EXERCISE DESCRIPTION
Find every line with the string "location" in the material below and copy it.

MATERIAL SUPPLIED

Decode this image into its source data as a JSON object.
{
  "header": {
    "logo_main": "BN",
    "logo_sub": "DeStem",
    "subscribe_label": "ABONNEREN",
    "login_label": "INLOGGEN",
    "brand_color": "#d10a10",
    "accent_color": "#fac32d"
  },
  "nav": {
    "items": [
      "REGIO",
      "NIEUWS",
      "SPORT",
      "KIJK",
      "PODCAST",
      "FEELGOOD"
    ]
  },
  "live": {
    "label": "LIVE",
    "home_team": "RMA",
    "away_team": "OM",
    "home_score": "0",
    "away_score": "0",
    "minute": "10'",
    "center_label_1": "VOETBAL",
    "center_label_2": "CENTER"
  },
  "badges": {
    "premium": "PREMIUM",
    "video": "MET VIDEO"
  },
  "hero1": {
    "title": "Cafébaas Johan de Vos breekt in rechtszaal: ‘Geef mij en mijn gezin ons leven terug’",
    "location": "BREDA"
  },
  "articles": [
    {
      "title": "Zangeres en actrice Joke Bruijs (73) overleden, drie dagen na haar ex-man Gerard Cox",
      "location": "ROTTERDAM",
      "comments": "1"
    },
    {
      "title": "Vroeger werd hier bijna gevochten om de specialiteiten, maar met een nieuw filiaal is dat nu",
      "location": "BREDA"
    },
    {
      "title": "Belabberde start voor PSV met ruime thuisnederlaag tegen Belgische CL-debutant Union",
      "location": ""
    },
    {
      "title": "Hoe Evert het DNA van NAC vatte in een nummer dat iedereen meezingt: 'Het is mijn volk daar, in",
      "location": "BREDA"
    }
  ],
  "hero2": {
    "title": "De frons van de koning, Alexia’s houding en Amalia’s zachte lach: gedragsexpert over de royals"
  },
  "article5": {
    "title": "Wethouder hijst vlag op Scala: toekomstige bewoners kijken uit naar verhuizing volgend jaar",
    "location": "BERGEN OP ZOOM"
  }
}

ANSWER SECTION
    "location": "BREDA"
      "location": "ROTTERDAM",
      "location": "BREDA"
      "location": ""
      "location": "BREDA"
    "location": "BERGEN OP ZOOM"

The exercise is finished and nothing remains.